**Task to carry out:** Go over the data and copy out each line with "this" in it.

[Opening Records for the exercise section]

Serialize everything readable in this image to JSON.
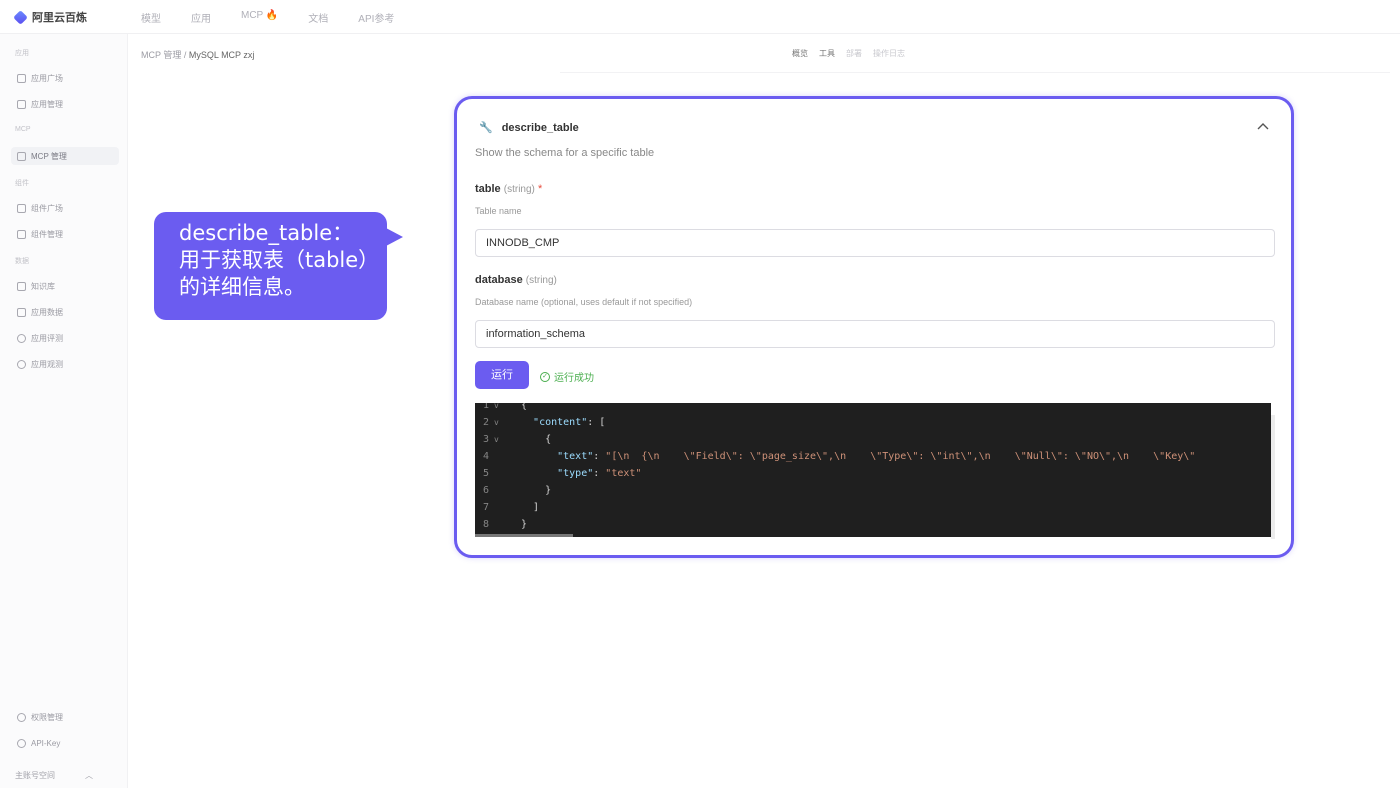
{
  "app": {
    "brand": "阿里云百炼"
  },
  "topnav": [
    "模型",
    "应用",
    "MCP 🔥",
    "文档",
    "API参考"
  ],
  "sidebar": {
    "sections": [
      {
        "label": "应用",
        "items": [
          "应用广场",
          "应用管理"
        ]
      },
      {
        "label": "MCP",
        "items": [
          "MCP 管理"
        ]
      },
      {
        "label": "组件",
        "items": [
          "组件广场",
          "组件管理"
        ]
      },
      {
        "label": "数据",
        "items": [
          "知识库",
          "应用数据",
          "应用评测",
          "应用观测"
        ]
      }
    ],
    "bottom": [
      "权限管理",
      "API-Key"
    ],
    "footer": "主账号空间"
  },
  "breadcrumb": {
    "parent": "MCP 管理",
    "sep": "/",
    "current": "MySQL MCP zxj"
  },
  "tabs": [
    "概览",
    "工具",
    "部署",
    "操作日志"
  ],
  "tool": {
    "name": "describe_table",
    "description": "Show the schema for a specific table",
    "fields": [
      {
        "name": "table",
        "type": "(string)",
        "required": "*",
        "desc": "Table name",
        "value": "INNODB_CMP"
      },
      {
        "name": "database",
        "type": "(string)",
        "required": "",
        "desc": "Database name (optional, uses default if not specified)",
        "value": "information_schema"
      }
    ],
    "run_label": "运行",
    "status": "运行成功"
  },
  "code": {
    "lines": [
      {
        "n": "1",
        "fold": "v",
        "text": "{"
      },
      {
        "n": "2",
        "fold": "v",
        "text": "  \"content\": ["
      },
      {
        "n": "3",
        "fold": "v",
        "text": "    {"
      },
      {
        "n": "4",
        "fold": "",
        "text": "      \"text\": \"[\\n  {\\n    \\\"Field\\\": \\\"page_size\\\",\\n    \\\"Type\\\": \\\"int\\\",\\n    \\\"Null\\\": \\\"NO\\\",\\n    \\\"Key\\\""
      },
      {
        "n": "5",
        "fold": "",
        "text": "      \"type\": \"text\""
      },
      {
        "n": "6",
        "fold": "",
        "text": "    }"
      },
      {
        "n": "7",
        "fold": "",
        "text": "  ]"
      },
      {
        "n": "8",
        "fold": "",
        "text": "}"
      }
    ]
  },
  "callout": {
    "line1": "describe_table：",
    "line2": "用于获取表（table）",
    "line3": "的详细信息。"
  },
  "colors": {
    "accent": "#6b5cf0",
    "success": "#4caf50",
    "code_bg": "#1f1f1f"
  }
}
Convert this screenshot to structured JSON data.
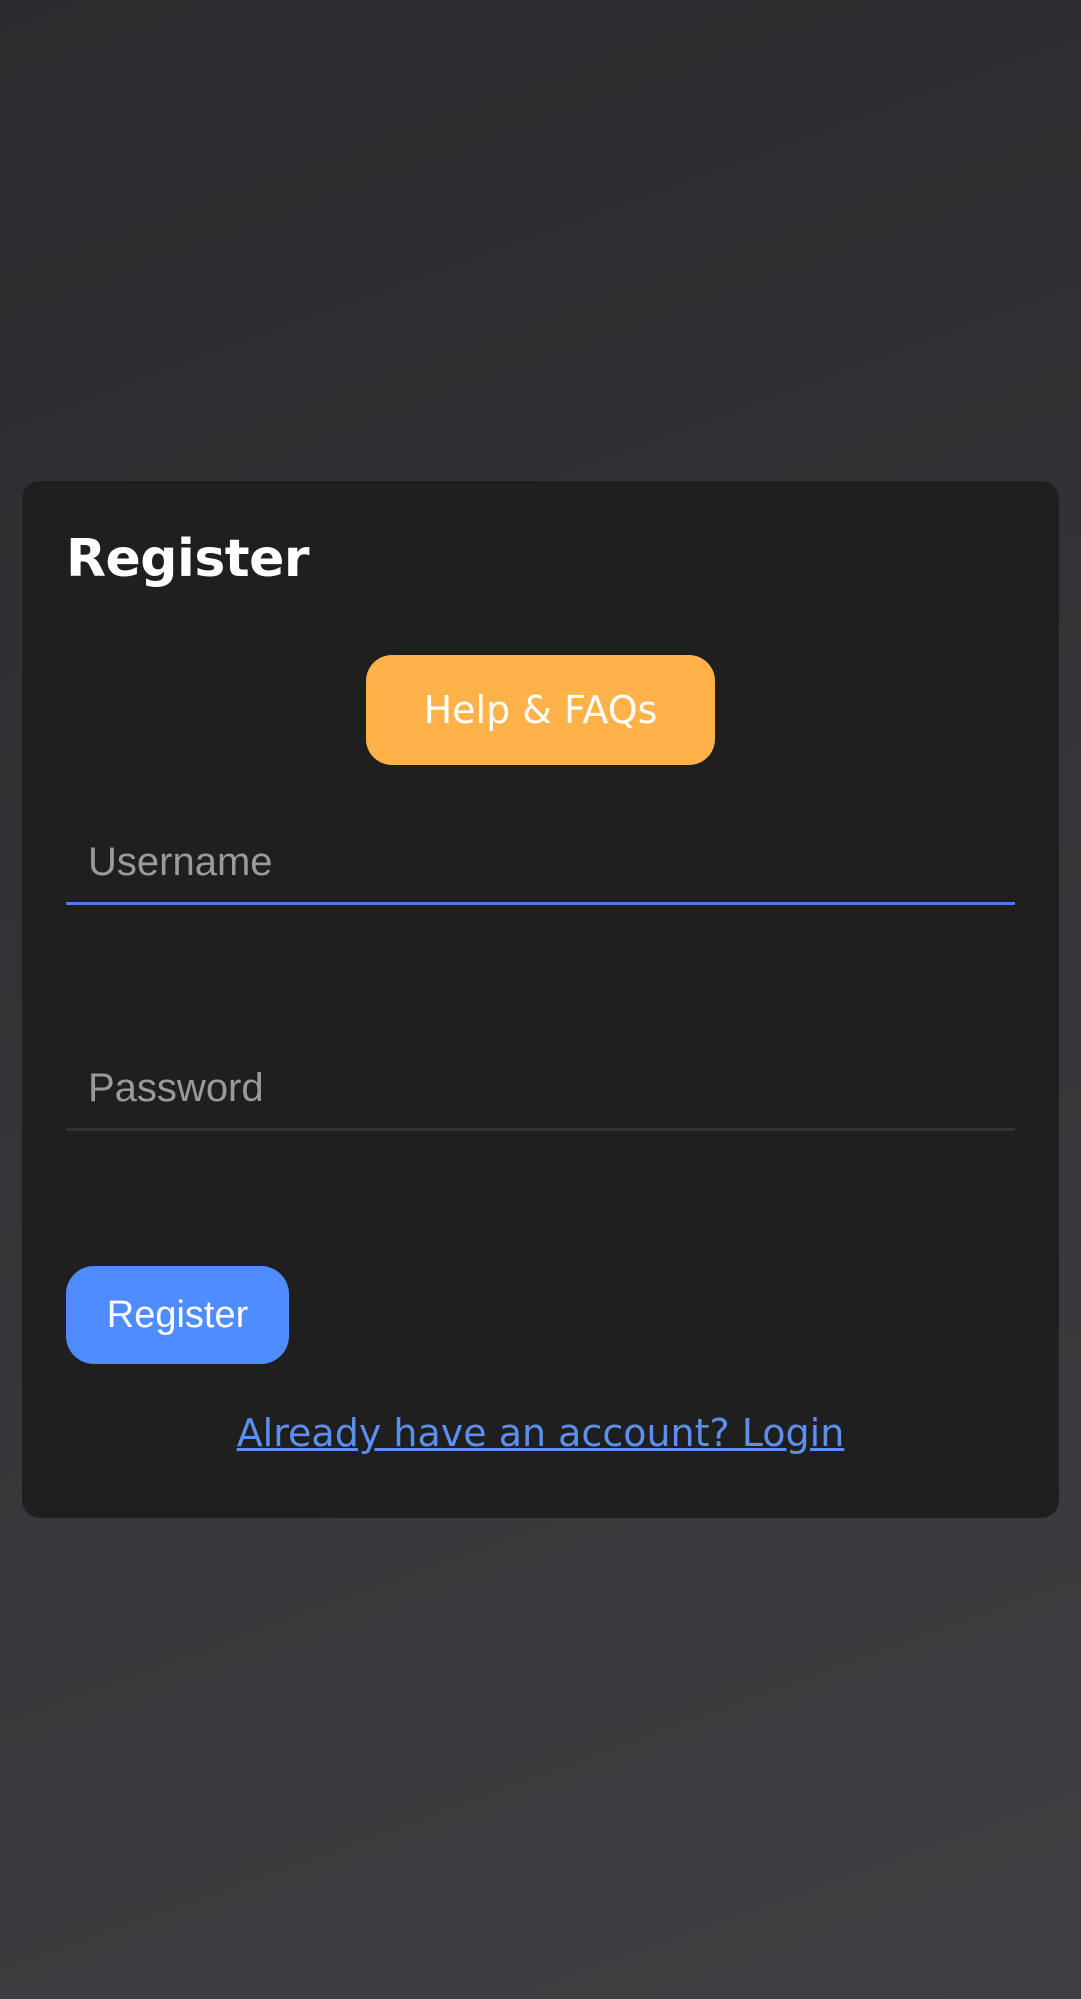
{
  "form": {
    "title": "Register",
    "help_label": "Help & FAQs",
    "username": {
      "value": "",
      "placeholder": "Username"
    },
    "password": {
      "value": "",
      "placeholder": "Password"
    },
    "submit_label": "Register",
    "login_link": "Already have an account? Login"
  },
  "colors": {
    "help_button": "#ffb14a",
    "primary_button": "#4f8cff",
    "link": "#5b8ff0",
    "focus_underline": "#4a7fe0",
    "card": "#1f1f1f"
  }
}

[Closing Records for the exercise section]

**Task solution:**
Serialize everything readable in this image to JSON.
Convert this screenshot to structured JSON data.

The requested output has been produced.